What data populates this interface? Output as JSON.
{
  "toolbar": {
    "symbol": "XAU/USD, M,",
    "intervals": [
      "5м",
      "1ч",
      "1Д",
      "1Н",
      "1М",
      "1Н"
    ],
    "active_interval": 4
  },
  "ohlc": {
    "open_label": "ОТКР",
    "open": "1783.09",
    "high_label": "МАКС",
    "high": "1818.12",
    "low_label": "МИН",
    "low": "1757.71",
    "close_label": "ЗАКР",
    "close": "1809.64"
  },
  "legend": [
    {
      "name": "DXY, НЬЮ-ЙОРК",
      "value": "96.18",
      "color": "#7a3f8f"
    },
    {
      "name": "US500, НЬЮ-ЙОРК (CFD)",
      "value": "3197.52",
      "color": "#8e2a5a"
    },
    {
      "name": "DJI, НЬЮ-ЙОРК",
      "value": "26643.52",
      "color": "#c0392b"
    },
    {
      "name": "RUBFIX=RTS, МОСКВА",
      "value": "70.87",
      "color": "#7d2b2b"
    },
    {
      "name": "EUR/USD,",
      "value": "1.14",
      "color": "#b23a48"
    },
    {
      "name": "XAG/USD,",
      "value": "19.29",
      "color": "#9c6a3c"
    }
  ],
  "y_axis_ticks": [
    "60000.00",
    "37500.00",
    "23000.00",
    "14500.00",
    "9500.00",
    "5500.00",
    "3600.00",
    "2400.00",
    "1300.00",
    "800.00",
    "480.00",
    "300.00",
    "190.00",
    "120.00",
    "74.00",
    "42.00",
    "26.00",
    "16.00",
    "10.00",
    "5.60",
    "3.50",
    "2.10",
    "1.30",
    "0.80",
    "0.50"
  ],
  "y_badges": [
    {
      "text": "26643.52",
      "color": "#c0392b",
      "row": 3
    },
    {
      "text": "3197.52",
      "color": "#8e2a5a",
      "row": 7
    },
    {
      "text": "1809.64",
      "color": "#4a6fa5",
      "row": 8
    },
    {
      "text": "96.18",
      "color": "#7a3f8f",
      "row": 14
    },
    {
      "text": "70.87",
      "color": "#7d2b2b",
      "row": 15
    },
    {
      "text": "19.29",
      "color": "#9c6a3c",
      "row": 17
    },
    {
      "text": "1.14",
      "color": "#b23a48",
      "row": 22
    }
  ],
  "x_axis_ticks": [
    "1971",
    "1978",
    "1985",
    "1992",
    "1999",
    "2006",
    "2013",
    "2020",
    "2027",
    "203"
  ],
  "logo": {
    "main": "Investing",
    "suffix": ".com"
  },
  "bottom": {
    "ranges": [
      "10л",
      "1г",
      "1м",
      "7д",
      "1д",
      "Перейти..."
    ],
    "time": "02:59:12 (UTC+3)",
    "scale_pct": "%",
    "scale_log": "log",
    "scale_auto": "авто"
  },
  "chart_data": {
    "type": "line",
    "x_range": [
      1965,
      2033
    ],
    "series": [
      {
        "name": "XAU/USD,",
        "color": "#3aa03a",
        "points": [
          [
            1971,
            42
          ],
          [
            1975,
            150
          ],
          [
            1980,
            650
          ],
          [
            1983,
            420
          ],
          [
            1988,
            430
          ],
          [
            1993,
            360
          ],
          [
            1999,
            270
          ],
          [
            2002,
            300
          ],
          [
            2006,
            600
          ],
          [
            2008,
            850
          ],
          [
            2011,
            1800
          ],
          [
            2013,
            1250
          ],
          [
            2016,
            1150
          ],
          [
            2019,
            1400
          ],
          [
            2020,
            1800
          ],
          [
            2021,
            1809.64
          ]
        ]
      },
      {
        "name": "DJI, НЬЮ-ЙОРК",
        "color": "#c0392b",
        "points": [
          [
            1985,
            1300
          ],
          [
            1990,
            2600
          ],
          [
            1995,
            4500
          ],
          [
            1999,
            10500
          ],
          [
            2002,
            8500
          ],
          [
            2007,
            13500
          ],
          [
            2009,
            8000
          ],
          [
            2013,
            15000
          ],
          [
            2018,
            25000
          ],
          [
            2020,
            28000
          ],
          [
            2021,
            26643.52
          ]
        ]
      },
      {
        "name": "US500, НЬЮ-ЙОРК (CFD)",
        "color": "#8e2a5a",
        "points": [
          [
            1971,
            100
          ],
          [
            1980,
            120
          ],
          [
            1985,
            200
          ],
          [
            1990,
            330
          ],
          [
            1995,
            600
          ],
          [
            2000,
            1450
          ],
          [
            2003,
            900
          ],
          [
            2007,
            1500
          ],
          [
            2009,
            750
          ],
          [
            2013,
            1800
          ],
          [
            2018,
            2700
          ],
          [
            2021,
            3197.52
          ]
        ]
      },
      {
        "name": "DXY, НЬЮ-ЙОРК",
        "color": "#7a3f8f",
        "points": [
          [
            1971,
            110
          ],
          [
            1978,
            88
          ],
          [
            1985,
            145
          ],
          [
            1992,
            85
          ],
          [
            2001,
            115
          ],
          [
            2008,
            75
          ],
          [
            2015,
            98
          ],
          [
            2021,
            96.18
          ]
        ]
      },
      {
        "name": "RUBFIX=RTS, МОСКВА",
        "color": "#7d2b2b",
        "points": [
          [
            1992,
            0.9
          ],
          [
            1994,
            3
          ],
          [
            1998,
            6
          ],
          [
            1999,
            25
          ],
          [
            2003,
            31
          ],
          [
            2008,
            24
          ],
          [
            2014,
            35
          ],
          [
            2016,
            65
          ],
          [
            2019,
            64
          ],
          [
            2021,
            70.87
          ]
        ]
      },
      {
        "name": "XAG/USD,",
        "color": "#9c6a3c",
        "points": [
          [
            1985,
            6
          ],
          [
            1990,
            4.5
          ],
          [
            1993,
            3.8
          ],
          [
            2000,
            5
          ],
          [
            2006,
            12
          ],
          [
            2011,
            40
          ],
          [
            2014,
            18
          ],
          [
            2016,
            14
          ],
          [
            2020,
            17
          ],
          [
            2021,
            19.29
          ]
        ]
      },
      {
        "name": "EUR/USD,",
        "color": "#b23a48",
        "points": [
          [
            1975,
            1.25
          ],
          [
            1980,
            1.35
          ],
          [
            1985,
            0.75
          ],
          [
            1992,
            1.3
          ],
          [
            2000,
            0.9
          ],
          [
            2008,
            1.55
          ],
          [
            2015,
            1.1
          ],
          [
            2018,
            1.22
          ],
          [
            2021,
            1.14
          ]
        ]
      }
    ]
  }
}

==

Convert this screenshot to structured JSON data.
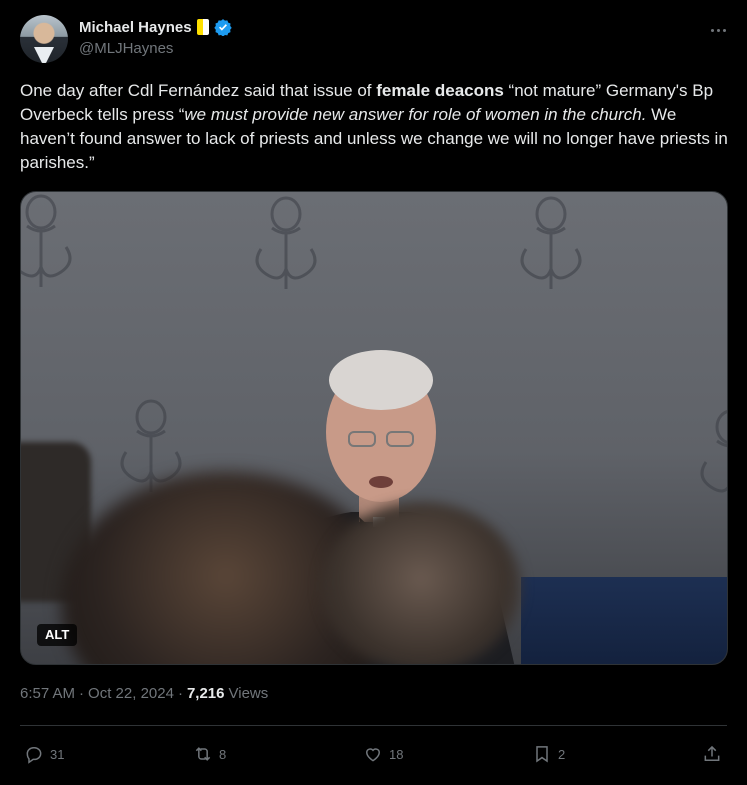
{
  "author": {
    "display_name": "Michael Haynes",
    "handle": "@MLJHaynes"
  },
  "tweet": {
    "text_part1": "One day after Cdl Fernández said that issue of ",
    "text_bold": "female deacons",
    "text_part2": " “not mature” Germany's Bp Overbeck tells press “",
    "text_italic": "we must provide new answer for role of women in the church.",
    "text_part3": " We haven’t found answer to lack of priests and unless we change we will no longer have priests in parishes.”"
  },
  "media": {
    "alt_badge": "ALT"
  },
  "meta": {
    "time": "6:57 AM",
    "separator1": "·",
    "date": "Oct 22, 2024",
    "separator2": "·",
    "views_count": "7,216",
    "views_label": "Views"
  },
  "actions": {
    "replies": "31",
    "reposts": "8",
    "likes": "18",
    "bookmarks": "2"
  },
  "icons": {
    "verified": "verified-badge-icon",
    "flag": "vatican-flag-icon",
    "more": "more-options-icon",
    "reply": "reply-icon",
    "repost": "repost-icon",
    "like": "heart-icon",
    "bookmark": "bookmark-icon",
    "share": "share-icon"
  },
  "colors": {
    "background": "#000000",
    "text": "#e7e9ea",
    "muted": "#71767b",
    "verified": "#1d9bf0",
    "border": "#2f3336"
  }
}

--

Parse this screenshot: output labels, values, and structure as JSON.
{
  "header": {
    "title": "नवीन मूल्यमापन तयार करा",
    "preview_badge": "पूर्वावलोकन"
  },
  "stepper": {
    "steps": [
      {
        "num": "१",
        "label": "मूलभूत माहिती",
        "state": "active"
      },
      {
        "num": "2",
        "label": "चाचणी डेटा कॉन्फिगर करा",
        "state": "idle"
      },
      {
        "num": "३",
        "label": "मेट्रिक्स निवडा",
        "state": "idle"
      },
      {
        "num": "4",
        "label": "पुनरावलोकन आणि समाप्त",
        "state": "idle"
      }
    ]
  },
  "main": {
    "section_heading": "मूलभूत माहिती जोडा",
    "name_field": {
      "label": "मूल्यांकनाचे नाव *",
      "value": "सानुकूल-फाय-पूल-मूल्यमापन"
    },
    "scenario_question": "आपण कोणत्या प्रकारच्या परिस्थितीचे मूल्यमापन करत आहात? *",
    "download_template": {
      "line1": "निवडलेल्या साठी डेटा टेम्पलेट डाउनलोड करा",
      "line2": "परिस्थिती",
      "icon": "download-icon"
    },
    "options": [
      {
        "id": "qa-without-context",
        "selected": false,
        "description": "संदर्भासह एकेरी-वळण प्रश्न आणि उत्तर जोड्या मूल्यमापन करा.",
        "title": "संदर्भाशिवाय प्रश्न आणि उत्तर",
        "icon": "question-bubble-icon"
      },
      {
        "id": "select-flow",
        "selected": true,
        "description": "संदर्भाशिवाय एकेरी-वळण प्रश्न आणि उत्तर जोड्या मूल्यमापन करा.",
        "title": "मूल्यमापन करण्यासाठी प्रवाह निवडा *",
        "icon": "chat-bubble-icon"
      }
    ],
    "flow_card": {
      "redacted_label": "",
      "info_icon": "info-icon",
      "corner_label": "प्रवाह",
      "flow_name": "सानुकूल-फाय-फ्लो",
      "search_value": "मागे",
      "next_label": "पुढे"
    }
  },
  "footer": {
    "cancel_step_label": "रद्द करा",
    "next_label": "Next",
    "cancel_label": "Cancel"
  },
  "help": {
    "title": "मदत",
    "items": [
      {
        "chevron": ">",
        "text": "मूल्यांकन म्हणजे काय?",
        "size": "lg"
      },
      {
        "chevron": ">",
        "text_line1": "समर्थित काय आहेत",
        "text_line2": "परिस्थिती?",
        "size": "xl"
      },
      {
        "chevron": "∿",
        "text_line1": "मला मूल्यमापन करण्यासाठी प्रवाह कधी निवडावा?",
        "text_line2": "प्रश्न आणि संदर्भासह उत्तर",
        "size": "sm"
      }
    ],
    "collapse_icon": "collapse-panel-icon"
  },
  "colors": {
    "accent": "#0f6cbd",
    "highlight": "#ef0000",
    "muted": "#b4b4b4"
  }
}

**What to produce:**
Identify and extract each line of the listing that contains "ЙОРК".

**Exercise answer:**
      "name": "DXY, НЬЮ-ЙОРК",
      "name": "US500, НЬЮ-ЙОРК (CFD)",
      "name": "DJI, НЬЮ-ЙОРК",
        "name": "DJI, НЬЮ-ЙОРК",
        "name": "US500, НЬЮ-ЙОРК (CFD)",
        "name": "DXY, НЬЮ-ЙОРК",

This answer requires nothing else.